**ASSIGNMENT:**
Please reply with one number only: how many lines in the entries below contain the string "from".

**THE RECORDS:**
━━━━━━━━━━━━━━━━━━━━

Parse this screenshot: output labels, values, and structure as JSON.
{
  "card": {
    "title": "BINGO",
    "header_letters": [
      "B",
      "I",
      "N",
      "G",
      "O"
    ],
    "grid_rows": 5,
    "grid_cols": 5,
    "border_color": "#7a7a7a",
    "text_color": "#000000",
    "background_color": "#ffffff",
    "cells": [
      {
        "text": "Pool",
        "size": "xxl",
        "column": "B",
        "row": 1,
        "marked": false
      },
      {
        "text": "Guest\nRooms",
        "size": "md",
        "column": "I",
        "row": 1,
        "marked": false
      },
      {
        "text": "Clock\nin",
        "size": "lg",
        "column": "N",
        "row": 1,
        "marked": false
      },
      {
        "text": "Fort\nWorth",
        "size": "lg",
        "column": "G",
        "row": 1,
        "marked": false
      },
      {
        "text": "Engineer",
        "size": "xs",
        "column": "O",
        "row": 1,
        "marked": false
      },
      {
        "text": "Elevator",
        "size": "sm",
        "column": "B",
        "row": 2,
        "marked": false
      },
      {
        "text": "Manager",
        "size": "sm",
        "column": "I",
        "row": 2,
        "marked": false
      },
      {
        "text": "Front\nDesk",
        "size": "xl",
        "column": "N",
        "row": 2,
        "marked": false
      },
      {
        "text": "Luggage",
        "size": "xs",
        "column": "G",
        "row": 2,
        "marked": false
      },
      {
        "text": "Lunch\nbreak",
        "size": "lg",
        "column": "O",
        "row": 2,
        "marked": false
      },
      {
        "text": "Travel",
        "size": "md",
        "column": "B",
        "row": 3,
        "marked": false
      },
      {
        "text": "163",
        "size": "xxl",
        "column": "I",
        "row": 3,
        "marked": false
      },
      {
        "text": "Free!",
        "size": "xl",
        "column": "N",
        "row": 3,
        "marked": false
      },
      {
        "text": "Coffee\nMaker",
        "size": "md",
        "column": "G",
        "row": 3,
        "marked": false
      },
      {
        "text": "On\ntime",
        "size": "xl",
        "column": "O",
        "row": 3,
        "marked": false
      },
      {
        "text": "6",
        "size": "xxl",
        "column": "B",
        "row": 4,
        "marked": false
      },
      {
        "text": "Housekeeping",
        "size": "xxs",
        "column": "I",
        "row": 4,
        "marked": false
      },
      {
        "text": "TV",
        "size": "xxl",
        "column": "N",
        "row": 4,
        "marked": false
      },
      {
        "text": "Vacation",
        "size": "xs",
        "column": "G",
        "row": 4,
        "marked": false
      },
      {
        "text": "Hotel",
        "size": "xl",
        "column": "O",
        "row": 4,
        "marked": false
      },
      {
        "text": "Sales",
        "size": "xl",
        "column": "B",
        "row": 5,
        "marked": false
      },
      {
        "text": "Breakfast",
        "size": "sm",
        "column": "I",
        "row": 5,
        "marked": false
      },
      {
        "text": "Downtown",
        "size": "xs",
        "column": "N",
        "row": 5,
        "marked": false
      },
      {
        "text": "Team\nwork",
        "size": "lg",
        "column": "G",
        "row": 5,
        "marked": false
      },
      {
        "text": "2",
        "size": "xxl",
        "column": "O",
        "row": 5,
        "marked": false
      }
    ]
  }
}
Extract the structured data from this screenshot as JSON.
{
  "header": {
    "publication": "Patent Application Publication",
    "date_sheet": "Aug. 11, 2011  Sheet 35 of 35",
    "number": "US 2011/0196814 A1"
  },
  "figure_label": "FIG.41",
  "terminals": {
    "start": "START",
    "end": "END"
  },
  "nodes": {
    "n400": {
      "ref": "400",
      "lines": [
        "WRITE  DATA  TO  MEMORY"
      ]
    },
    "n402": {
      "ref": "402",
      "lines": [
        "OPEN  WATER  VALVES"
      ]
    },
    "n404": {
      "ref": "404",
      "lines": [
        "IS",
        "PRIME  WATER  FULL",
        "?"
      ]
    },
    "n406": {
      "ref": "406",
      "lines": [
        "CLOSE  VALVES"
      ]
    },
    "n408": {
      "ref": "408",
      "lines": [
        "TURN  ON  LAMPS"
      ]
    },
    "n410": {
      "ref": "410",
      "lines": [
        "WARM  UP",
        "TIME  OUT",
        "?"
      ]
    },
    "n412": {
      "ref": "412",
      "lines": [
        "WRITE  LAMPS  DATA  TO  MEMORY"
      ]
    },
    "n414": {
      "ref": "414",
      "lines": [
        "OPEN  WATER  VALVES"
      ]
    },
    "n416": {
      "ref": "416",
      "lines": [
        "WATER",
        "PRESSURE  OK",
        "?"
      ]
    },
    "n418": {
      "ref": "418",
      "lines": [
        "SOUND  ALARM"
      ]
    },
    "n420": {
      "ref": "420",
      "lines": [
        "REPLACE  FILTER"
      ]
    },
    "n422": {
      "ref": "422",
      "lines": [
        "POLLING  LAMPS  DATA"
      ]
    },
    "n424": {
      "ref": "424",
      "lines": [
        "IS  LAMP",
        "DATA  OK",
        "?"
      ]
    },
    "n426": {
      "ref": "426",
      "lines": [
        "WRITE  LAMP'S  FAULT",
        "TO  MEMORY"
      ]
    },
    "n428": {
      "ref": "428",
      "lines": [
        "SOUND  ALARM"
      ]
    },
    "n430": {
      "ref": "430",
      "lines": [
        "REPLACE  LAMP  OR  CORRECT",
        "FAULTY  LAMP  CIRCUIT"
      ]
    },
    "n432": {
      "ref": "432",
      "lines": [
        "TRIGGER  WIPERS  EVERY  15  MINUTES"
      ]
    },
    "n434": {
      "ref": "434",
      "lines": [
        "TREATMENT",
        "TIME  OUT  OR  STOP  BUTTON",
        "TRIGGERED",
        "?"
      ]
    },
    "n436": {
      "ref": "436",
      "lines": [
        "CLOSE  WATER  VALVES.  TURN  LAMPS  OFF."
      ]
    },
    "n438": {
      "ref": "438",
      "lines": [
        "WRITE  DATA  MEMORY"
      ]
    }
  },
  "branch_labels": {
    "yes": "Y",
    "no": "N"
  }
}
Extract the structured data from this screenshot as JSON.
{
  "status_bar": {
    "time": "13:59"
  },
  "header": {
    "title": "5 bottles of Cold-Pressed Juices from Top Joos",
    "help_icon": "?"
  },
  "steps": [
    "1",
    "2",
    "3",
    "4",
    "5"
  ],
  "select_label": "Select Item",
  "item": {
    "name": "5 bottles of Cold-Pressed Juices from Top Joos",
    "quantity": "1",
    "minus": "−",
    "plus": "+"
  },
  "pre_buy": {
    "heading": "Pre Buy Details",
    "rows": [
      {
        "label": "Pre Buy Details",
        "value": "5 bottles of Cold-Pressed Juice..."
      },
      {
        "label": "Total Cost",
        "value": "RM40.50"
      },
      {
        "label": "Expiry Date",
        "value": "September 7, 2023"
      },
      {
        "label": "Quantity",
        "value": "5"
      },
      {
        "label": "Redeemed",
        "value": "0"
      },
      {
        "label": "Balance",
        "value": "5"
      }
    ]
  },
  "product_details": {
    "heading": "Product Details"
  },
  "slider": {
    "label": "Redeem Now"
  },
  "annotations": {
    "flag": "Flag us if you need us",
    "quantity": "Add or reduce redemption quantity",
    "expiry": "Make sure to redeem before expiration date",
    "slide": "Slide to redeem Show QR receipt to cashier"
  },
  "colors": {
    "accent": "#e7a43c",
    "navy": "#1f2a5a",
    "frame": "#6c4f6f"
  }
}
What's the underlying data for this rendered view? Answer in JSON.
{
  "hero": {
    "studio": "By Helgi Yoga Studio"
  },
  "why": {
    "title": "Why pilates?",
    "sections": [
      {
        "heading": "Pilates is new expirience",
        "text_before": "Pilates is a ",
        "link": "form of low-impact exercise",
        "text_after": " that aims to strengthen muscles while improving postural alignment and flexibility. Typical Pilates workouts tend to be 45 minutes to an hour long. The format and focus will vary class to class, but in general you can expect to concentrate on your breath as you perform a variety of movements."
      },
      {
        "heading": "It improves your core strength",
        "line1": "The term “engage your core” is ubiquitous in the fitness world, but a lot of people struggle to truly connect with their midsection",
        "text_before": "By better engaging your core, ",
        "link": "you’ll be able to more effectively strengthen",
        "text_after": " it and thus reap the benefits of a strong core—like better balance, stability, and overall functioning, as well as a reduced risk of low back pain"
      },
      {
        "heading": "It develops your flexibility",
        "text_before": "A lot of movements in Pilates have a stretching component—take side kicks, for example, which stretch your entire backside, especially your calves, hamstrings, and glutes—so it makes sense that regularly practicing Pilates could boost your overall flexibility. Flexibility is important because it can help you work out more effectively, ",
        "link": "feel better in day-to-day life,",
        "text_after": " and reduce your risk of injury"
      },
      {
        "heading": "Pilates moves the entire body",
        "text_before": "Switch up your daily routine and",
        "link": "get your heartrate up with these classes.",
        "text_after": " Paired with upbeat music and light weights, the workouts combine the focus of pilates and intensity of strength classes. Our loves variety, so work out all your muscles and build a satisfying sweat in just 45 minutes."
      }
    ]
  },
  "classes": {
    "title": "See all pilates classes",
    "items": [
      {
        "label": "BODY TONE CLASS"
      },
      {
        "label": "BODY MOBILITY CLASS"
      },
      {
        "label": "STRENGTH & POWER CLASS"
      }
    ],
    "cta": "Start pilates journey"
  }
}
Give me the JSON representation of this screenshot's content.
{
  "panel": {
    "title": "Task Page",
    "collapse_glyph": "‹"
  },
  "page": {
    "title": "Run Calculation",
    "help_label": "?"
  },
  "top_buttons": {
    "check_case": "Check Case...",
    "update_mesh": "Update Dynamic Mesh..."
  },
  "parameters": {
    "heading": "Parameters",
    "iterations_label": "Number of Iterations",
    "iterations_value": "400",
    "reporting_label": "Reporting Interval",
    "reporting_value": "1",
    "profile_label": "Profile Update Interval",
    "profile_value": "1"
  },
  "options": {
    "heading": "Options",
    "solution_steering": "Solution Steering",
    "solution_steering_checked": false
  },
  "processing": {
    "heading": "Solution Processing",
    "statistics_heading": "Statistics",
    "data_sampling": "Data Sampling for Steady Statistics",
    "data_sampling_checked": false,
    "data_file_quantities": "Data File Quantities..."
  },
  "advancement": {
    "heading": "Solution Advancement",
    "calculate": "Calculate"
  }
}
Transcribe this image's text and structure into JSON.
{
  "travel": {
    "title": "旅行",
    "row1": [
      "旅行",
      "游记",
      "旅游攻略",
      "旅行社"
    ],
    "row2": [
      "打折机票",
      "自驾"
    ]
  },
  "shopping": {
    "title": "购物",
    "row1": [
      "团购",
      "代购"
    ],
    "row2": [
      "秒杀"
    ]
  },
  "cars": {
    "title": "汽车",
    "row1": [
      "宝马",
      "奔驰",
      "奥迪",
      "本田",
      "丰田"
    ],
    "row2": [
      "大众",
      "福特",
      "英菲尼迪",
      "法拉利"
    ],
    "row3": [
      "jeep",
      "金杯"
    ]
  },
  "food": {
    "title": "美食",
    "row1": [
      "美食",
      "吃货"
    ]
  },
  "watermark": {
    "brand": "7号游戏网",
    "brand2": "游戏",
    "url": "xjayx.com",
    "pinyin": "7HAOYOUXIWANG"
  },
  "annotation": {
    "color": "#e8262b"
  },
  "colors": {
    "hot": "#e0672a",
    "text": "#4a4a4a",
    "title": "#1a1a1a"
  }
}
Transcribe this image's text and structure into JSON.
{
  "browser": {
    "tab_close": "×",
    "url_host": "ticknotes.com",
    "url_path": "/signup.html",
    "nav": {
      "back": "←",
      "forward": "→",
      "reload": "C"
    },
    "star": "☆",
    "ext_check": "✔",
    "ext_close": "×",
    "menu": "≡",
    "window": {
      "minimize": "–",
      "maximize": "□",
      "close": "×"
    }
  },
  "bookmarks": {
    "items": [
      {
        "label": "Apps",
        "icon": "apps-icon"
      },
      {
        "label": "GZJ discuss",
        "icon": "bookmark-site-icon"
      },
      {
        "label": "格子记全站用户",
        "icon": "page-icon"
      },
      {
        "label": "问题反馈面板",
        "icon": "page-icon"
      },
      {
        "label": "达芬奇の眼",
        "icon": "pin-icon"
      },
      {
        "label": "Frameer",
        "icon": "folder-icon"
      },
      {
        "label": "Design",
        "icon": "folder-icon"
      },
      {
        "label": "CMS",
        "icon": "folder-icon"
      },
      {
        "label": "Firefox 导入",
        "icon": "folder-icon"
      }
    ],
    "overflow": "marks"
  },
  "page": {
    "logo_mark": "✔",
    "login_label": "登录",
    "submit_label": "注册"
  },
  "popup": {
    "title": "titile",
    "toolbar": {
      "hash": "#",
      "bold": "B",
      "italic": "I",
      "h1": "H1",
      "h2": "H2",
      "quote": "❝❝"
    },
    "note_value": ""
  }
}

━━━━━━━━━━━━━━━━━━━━

**REPLY TO THE EXERCISE:**
4